▸ Working data:
*****

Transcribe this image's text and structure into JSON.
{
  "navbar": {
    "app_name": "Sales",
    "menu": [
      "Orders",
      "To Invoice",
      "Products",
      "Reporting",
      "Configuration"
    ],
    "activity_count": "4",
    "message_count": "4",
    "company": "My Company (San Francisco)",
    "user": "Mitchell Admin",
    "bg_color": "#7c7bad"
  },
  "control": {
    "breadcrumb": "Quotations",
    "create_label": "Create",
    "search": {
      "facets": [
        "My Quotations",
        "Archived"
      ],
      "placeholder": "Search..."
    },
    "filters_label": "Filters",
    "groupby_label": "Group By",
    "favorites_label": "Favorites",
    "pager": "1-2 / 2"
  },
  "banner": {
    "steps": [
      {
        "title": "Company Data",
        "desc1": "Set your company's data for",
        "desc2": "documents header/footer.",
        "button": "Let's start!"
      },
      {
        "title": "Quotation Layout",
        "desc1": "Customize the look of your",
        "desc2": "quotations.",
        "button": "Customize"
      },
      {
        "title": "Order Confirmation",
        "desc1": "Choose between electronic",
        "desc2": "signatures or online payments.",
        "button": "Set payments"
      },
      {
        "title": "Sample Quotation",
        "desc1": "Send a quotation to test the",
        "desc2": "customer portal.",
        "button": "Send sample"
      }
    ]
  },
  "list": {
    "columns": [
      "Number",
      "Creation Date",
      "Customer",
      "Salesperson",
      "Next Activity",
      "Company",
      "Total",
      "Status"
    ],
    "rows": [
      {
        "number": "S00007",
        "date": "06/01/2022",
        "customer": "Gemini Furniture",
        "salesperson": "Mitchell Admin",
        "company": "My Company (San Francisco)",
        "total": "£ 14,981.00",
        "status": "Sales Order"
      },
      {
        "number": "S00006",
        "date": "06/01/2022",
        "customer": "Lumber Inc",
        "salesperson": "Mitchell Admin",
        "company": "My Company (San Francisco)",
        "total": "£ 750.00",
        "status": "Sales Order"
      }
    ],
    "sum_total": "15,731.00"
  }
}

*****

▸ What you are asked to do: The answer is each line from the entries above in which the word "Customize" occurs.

▸ Exercise output:
        "desc1": "Customize the look of your",
        "button": "Customize"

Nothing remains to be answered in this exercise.